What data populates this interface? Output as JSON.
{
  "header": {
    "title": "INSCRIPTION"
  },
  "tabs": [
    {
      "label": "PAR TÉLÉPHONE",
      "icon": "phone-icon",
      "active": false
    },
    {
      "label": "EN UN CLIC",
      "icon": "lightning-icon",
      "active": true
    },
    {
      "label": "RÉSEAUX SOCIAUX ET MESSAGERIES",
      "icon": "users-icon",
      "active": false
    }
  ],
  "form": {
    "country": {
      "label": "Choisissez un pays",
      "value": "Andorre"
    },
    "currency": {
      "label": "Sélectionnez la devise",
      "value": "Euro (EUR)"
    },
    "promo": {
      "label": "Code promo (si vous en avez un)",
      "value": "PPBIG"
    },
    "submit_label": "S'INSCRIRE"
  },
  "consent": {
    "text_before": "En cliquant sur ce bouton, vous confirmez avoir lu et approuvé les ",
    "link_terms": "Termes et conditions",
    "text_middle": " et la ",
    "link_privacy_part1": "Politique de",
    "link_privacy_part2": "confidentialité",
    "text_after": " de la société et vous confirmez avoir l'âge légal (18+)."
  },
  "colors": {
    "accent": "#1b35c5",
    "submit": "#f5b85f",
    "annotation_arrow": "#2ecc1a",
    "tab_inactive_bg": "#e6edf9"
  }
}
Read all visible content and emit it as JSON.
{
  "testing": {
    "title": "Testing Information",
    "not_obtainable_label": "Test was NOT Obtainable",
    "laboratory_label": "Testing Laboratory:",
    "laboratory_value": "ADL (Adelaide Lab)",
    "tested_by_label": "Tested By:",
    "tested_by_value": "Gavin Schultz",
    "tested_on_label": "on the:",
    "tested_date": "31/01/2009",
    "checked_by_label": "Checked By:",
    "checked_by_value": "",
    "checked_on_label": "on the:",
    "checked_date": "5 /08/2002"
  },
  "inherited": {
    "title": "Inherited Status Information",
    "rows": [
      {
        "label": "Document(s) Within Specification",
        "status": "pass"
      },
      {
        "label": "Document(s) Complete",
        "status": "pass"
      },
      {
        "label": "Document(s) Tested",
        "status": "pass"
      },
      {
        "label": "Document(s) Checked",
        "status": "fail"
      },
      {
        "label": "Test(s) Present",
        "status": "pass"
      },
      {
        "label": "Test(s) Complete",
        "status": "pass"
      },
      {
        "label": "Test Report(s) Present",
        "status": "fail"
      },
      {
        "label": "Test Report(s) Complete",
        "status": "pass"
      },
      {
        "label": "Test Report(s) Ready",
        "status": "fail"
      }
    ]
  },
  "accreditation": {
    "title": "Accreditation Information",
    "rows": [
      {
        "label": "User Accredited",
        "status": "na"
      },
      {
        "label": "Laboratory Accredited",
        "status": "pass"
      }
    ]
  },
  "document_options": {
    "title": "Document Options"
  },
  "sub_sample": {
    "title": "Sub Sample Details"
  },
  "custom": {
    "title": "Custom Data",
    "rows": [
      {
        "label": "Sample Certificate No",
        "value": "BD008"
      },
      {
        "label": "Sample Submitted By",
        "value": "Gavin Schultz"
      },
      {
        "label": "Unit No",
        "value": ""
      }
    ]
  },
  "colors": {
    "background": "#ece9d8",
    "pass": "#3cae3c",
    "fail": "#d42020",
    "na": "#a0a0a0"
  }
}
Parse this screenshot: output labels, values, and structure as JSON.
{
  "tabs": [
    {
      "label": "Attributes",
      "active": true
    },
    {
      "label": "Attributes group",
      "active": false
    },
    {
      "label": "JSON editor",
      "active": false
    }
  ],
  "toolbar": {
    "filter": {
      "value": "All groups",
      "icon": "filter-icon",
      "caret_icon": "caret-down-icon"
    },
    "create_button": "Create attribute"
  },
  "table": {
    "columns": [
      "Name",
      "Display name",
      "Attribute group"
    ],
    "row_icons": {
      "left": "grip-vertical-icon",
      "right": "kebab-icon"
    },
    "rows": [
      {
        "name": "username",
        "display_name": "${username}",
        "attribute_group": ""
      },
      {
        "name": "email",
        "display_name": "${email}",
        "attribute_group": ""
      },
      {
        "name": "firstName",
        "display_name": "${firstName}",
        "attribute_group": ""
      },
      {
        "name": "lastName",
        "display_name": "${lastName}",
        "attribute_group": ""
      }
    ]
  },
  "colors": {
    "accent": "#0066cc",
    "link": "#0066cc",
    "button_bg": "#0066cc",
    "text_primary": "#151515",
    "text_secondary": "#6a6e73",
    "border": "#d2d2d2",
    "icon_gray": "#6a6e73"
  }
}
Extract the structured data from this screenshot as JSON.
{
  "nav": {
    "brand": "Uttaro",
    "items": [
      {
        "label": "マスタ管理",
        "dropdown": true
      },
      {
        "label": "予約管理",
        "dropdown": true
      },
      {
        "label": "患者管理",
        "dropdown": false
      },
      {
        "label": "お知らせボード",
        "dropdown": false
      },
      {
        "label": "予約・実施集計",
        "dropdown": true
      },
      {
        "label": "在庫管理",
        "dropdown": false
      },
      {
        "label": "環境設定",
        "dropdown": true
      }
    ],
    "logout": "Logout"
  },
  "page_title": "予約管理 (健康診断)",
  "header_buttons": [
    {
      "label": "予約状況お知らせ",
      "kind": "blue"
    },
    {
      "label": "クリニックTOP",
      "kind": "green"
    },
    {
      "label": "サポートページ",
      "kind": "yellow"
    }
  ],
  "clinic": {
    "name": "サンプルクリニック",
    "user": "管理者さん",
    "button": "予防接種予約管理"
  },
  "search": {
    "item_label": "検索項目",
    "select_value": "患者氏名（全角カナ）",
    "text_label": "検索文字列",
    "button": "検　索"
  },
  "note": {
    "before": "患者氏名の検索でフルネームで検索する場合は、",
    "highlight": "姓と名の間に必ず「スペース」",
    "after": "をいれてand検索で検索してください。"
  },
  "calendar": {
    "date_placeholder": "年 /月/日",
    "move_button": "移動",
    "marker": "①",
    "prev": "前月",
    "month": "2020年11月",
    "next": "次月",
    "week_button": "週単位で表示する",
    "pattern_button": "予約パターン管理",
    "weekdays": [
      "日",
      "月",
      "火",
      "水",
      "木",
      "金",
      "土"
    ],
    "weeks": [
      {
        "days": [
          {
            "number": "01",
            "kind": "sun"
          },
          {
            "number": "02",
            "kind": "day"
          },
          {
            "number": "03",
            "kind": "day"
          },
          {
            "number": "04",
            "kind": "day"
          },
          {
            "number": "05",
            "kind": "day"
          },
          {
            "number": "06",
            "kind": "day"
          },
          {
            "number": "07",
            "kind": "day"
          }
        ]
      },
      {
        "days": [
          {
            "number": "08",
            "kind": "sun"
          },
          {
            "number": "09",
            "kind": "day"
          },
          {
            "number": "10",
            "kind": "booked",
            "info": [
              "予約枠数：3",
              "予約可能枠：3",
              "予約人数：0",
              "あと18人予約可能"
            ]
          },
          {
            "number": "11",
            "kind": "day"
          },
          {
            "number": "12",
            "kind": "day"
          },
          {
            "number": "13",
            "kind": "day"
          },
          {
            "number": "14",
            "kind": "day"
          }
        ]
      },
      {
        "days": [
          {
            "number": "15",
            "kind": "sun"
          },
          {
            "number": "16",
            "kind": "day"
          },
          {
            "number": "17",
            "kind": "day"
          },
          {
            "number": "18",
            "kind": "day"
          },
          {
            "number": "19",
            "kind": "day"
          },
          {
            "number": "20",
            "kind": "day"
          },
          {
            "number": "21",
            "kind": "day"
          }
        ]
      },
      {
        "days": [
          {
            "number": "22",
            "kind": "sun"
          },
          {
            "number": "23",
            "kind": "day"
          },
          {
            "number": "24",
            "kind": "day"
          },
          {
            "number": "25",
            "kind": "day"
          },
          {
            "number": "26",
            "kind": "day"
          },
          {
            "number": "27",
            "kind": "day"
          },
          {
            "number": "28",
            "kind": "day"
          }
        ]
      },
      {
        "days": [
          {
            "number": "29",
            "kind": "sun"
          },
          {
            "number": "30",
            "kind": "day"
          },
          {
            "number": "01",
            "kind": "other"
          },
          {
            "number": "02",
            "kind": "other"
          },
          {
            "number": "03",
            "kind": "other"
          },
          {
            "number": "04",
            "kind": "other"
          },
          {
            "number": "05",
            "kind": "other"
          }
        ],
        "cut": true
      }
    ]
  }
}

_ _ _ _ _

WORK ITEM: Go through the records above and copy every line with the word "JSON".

RESULT OF THIS EXERCISE:
What data populates this interface? Output as JSON.
Read all visible content and emit it as JSON.
Parse this screenshot: output labels, values, and structure as JSON.
      "label": "JSON editor",
Extract the structured data from this screenshot as JSON.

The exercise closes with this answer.